— Your assignment —
The expected output is the data itself, duplicated in full.

Stored data entries:
---------------
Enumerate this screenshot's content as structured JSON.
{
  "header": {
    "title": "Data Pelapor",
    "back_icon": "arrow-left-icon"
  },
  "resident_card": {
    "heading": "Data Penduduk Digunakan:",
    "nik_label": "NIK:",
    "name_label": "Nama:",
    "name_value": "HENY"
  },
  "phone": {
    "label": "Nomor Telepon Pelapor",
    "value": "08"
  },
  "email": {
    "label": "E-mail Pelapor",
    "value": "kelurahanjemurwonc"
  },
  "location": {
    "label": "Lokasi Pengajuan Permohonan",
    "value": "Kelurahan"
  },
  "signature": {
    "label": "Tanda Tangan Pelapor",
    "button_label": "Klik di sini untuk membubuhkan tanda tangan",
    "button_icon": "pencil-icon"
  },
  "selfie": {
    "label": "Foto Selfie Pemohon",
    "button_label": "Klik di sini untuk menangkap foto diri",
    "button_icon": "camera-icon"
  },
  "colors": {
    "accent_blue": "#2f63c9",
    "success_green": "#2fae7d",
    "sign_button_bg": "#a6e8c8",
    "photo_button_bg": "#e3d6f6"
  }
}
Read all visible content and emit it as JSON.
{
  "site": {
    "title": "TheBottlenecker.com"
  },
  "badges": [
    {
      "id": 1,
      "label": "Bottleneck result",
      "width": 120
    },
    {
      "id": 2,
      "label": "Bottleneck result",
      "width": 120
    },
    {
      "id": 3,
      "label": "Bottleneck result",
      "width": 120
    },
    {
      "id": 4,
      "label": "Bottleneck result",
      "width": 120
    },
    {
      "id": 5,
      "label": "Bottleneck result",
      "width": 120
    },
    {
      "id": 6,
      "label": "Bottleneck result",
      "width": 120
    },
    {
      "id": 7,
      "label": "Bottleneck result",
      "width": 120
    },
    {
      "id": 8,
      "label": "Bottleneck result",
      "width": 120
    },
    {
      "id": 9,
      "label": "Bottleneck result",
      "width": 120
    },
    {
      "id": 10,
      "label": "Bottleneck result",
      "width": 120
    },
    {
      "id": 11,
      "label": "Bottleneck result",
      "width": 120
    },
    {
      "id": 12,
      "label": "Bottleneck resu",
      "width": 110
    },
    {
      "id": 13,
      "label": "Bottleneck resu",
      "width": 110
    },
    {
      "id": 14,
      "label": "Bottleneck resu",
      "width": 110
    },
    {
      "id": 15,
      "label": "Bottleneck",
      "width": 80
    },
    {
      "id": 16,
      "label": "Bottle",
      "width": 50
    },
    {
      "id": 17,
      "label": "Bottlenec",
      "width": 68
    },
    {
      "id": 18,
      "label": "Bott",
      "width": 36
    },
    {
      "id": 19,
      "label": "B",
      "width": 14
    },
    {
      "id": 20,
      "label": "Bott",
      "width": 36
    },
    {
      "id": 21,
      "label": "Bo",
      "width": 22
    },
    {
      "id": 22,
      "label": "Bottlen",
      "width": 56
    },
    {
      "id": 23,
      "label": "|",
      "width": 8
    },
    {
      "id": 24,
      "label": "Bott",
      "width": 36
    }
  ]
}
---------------
— Task answer —
Enumerate this screenshot's content as structured JSON.
{
  "header": {
    "title": "Data Pelapor",
    "back_icon": "arrow-left-icon"
  },
  "resident_card": {
    "heading": "Data Penduduk Digunakan:",
    "nik_label": "NIK:",
    "name_label": "Nama:",
    "name_value": "HENY"
  },
  "phone": {
    "label": "Nomor Telepon Pelapor",
    "value": "08"
  },
  "email": {
    "label": "E-mail Pelapor",
    "value": "kelurahanjemurwonc"
  },
  "location": {
    "label": "Lokasi Pengajuan Permohonan",
    "value": "Kelurahan"
  },
  "signature": {
    "label": "Tanda Tangan Pelapor",
    "button_label": "Klik di sini untuk membubuhkan tanda tangan",
    "button_icon": "pencil-icon"
  },
  "selfie": {
    "label": "Foto Selfie Pemohon",
    "button_label": "Klik di sini untuk menangkap foto diri",
    "button_icon": "camera-icon"
  },
  "colors": {
    "accent_blue": "#2f63c9",
    "success_green": "#2fae7d",
    "sign_button_bg": "#a6e8c8",
    "photo_button_bg": "#e3d6f6"
  }
}
Read all visible content and emit it as JSON.
{
  "site": {
    "title": "TheBottlenecker.com"
  },
  "badges": [
    {
      "id": 1,
      "label": "Bottleneck result",
      "width": 120
    },
    {
      "id": 2,
      "label": "Bottleneck result",
      "width": 120
    },
    {
      "id": 3,
      "label": "Bottleneck result",
      "width": 120
    },
    {
      "id": 4,
      "label": "Bottleneck result",
      "width": 120
    },
    {
      "id": 5,
      "label": "Bottleneck result",
      "width": 120
    },
    {
      "id": 6,
      "label": "Bottleneck result",
      "width": 120
    },
    {
      "id": 7,
      "label": "Bottleneck result",
      "width": 120
    },
    {
      "id": 8,
      "label": "Bottleneck result",
      "width": 120
    },
    {
      "id": 9,
      "label": "Bottleneck result",
      "width": 120
    },
    {
      "id": 10,
      "label": "Bottleneck result",
      "width": 120
    },
    {
      "id": 11,
      "label": "Bottleneck result",
      "width": 120
    },
    {
      "id": 12,
      "label": "Bottleneck resu",
      "width": 110
    },
    {
      "id": 13,
      "label": "Bottleneck resu",
      "width": 110
    },
    {
      "id": 14,
      "label": "Bottleneck resu",
      "width": 110
    },
    {
      "id": 15,
      "label": "Bottleneck",
      "width": 80
    },
    {
      "id": 16,
      "label": "Bottle",
      "width": 50
    },
    {
      "id": 17,
      "label": "Bottlenec",
      "width": 68
    },
    {
      "id": 18,
      "label": "Bott",
      "width": 36
    },
    {
      "id": 19,
      "label": "B",
      "width": 14
    },
    {
      "id": 20,
      "label": "Bott",
      "width": 36
    },
    {
      "id": 21,
      "label": "Bo",
      "width": 22
    },
    {
      "id": 22,
      "label": "Bottlen",
      "width": 56
    },
    {
      "id": 23,
      "label": "|",
      "width": 8
    },
    {
      "id": 24,
      "label": "Bott",
      "width": 36
    }
  ]
}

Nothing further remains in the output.